>>>>

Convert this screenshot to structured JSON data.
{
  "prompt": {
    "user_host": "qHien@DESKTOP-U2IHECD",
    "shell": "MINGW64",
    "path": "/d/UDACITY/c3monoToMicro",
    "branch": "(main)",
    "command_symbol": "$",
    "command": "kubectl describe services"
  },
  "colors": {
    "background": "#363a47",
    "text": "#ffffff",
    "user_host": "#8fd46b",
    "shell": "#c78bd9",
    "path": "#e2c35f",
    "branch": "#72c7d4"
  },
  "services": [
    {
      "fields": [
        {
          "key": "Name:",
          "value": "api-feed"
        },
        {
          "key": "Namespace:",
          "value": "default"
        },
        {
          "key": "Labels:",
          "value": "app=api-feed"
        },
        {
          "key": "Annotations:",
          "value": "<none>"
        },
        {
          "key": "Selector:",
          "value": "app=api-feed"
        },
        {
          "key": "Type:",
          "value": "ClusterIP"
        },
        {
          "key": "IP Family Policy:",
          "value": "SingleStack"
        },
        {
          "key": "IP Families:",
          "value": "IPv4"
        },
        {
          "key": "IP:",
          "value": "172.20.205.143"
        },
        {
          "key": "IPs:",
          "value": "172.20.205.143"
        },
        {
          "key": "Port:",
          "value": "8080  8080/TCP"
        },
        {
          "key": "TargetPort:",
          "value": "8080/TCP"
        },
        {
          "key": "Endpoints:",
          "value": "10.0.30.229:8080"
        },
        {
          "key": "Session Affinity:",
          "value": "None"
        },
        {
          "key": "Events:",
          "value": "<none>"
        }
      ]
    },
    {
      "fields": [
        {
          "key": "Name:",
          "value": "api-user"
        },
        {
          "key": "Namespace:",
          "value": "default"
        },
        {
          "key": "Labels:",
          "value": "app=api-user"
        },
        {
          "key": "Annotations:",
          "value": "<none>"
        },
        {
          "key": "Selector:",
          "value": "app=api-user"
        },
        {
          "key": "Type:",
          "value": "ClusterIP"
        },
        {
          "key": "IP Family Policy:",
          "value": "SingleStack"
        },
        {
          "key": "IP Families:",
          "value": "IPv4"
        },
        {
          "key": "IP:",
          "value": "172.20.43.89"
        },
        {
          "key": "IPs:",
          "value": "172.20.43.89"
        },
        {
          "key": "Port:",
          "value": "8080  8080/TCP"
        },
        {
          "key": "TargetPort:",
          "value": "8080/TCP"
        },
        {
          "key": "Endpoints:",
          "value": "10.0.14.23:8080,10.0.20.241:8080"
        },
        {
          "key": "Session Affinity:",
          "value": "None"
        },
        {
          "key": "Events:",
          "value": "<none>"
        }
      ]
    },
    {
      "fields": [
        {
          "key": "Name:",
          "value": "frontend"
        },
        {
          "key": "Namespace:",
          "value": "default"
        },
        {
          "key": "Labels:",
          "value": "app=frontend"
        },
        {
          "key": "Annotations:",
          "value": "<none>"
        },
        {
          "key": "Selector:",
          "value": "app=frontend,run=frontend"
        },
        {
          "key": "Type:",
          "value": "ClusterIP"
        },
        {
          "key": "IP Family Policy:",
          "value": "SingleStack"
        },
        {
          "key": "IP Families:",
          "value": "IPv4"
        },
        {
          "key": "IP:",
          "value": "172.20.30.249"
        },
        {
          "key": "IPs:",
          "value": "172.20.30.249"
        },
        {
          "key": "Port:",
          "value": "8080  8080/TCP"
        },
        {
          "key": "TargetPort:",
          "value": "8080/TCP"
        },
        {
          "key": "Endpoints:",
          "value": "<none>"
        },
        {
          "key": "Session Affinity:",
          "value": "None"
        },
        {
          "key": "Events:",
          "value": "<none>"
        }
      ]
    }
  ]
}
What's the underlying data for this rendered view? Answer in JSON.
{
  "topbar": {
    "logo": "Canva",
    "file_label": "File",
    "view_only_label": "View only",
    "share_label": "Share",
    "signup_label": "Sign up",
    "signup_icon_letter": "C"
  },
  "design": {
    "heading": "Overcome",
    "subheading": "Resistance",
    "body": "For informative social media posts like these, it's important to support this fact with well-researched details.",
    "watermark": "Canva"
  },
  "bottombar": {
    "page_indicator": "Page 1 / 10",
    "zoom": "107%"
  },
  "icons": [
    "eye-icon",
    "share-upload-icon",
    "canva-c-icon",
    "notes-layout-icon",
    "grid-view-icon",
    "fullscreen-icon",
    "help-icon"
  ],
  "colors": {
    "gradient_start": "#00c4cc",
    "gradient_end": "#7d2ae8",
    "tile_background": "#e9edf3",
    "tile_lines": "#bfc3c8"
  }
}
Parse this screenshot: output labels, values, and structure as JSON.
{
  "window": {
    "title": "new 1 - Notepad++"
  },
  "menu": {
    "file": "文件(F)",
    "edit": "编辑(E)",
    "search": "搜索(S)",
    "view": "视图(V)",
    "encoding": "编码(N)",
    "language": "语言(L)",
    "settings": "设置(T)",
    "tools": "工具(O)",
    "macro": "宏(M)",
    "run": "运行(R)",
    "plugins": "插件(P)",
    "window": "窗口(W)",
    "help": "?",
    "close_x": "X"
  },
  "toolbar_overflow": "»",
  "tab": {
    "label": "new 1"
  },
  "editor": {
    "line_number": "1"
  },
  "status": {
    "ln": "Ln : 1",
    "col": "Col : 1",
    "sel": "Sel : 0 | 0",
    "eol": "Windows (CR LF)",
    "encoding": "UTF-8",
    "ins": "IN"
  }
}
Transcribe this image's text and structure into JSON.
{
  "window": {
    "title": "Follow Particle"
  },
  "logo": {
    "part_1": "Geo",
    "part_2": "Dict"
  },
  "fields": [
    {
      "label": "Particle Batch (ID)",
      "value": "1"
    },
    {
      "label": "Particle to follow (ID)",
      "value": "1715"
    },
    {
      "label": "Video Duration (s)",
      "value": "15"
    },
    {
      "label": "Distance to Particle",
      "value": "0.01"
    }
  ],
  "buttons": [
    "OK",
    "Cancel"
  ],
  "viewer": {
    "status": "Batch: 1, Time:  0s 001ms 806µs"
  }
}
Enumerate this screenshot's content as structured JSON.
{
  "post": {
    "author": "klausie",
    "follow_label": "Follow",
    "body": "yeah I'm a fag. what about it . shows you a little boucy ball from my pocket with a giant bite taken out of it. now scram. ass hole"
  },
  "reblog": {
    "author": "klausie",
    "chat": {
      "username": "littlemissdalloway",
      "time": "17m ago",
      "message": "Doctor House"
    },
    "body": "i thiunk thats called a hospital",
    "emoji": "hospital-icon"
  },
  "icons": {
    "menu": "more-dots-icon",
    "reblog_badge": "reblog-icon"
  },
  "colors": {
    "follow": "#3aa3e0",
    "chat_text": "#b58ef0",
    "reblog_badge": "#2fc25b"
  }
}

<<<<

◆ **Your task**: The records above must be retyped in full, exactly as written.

◆ **Result**:
Convert this screenshot to structured JSON data.
{
  "prompt": {
    "user_host": "qHien@DESKTOP-U2IHECD",
    "shell": "MINGW64",
    "path": "/d/UDACITY/c3monoToMicro",
    "branch": "(main)",
    "command_symbol": "$",
    "command": "kubectl describe services"
  },
  "colors": {
    "background": "#363a47",
    "text": "#ffffff",
    "user_host": "#8fd46b",
    "shell": "#c78bd9",
    "path": "#e2c35f",
    "branch": "#72c7d4"
  },
  "services": [
    {
      "fields": [
        {
          "key": "Name:",
          "value": "api-feed"
        },
        {
          "key": "Namespace:",
          "value": "default"
        },
        {
          "key": "Labels:",
          "value": "app=api-feed"
        },
        {
          "key": "Annotations:",
          "value": "<none>"
        },
        {
          "key": "Selector:",
          "value": "app=api-feed"
        },
        {
          "key": "Type:",
          "value": "ClusterIP"
        },
        {
          "key": "IP Family Policy:",
          "value": "SingleStack"
        },
        {
          "key": "IP Families:",
          "value": "IPv4"
        },
        {
          "key": "IP:",
          "value": "172.20.205.143"
        },
        {
          "key": "IPs:",
          "value": "172.20.205.143"
        },
        {
          "key": "Port:",
          "value": "8080  8080/TCP"
        },
        {
          "key": "TargetPort:",
          "value": "8080/TCP"
        },
        {
          "key": "Endpoints:",
          "value": "10.0.30.229:8080"
        },
        {
          "key": "Session Affinity:",
          "value": "None"
        },
        {
          "key": "Events:",
          "value": "<none>"
        }
      ]
    },
    {
      "fields": [
        {
          "key": "Name:",
          "value": "api-user"
        },
        {
          "key": "Namespace:",
          "value": "default"
        },
        {
          "key": "Labels:",
          "value": "app=api-user"
        },
        {
          "key": "Annotations:",
          "value": "<none>"
        },
        {
          "key": "Selector:",
          "value": "app=api-user"
        },
        {
          "key": "Type:",
          "value": "ClusterIP"
        },
        {
          "key": "IP Family Policy:",
          "value": "SingleStack"
        },
        {
          "key": "IP Families:",
          "value": "IPv4"
        },
        {
          "key": "IP:",
          "value": "172.20.43.89"
        },
        {
          "key": "IPs:",
          "value": "172.20.43.89"
        },
        {
          "key": "Port:",
          "value": "8080  8080/TCP"
        },
        {
          "key": "TargetPort:",
          "value": "8080/TCP"
        },
        {
          "key": "Endpoints:",
          "value": "10.0.14.23:8080,10.0.20.241:8080"
        },
        {
          "key": "Session Affinity:",
          "value": "None"
        },
        {
          "key": "Events:",
          "value": "<none>"
        }
      ]
    },
    {
      "fields": [
        {
          "key": "Name:",
          "value": "frontend"
        },
        {
          "key": "Namespace:",
          "value": "default"
        },
        {
          "key": "Labels:",
          "value": "app=frontend"
        },
        {
          "key": "Annotations:",
          "value": "<none>"
        },
        {
          "key": "Selector:",
          "value": "app=frontend,run=frontend"
        },
        {
          "key": "Type:",
          "value": "ClusterIP"
        },
        {
          "key": "IP Family Policy:",
          "value": "SingleStack"
        },
        {
          "key": "IP Families:",
          "value": "IPv4"
        },
        {
          "key": "IP:",
          "value": "172.20.30.249"
        },
        {
          "key": "IPs:",
          "value": "172.20.30.249"
        },
        {
          "key": "Port:",
          "value": "8080  8080/TCP"
        },
        {
          "key": "TargetPort:",
          "value": "8080/TCP"
        },
        {
          "key": "Endpoints:",
          "value": "<none>"
        },
        {
          "key": "Session Affinity:",
          "value": "None"
        },
        {
          "key": "Events:",
          "value": "<none>"
        }
      ]
    }
  ]
}
What's the underlying data for this rendered view? Answer in JSON.
{
  "topbar": {
    "logo": "Canva",
    "file_label": "File",
    "view_only_label": "View only",
    "share_label": "Share",
    "signup_label": "Sign up",
    "signup_icon_letter": "C"
  },
  "design": {
    "heading": "Overcome",
    "subheading": "Resistance",
    "body": "For informative social media posts like these, it's important to support this fact with well-researched details.",
    "watermark": "Canva"
  },
  "bottombar": {
    "page_indicator": "Page 1 / 10",
    "zoom": "107%"
  },
  "icons": [
    "eye-icon",
    "share-upload-icon",
    "canva-c-icon",
    "notes-layout-icon",
    "grid-view-icon",
    "fullscreen-icon",
    "help-icon"
  ],
  "colors": {
    "gradient_start": "#00c4cc",
    "gradient_end": "#7d2ae8",
    "tile_background": "#e9edf3",
    "tile_lines": "#bfc3c8"
  }
}
Parse this screenshot: output labels, values, and structure as JSON.
{
  "window": {
    "title": "new 1 - Notepad++"
  },
  "menu": {
    "file": "文件(F)",
    "edit": "编辑(E)",
    "search": "搜索(S)",
    "view": "视图(V)",
    "encoding": "编码(N)",
    "language": "语言(L)",
    "settings": "设置(T)",
    "tools": "工具(O)",
    "macro": "宏(M)",
    "run": "运行(R)",
    "plugins": "插件(P)",
    "window": "窗口(W)",
    "help": "?",
    "close_x": "X"
  },
  "toolbar_overflow": "»",
  "tab": {
    "label": "new 1"
  },
  "editor": {
    "line_number": "1"
  },
  "status": {
    "ln": "Ln : 1",
    "col": "Col : 1",
    "sel": "Sel : 0 | 0",
    "eol": "Windows (CR LF)",
    "encoding": "UTF-8",
    "ins": "IN"
  }
}
Transcribe this image's text and structure into JSON.
{
  "window": {
    "title": "Follow Particle"
  },
  "logo": {
    "part_1": "Geo",
    "part_2": "Dict"
  },
  "fields": [
    {
      "label": "Particle Batch (ID)",
      "value": "1"
    },
    {
      "label": "Particle to follow (ID)",
      "value": "1715"
    },
    {
      "label": "Video Duration (s)",
      "value": "15"
    },
    {
      "label": "Distance to Particle",
      "value": "0.01"
    }
  ],
  "buttons": [
    "OK",
    "Cancel"
  ],
  "viewer": {
    "status": "Batch: 1, Time:  0s 001ms 806µs"
  }
}
Enumerate this screenshot's content as structured JSON.
{
  "post": {
    "author": "klausie",
    "follow_label": "Follow",
    "body": "yeah I'm a fag. what about it . shows you a little boucy ball from my pocket with a giant bite taken out of it. now scram. ass hole"
  },
  "reblog": {
    "author": "klausie",
    "chat": {
      "username": "littlemissdalloway",
      "time": "17m ago",
      "message": "Doctor House"
    },
    "body": "i thiunk thats called a hospital",
    "emoji": "hospital-icon"
  },
  "icons": {
    "menu": "more-dots-icon",
    "reblog_badge": "reblog-icon"
  },
  "colors": {
    "follow": "#3aa3e0",
    "chat_text": "#b58ef0",
    "reblog_badge": "#2fc25b"
  }
}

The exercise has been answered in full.